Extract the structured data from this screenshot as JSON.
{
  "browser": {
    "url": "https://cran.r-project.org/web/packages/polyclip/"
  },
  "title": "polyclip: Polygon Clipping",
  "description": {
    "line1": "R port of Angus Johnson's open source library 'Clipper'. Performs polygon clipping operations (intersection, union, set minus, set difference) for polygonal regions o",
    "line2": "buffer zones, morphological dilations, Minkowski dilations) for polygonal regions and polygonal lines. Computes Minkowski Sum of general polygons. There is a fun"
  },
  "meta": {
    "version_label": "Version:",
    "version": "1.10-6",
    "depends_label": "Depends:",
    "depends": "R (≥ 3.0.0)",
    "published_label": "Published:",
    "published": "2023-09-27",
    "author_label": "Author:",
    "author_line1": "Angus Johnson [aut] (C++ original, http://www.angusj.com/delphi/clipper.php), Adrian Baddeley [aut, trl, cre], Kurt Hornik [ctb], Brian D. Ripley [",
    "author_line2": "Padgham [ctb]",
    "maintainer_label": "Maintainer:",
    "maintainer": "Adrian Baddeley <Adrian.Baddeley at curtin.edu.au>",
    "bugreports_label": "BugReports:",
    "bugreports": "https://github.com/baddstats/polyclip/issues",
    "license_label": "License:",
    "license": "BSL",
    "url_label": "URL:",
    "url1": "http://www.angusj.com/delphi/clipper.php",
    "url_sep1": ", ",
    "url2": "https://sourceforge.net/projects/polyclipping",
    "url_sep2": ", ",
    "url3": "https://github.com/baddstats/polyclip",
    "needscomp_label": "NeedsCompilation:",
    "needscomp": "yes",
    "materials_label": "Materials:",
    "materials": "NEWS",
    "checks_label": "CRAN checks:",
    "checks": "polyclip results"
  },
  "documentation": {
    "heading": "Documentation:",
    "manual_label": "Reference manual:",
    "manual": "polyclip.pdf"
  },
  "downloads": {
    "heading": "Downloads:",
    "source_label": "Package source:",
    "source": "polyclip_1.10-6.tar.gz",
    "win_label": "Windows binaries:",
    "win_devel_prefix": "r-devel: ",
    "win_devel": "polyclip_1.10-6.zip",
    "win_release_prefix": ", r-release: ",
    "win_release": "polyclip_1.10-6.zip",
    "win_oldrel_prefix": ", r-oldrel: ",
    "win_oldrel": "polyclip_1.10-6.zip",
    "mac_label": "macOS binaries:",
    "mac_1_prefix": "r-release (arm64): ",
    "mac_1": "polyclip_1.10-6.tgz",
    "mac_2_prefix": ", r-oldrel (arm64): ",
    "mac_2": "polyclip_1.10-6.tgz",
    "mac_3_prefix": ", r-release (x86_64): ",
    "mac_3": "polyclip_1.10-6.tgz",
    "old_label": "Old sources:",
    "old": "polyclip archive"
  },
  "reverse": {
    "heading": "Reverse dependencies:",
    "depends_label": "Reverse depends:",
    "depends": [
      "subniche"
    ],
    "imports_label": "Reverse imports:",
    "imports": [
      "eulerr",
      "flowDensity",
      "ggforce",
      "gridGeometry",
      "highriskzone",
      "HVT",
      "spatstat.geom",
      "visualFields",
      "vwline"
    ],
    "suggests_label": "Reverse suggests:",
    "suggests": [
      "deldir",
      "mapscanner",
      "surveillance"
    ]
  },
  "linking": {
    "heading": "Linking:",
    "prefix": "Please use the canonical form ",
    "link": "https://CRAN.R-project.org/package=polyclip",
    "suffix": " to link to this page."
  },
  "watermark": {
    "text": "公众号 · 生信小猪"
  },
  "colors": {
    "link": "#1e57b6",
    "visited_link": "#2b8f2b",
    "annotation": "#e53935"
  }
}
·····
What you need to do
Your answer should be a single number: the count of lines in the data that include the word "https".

Expected answer
5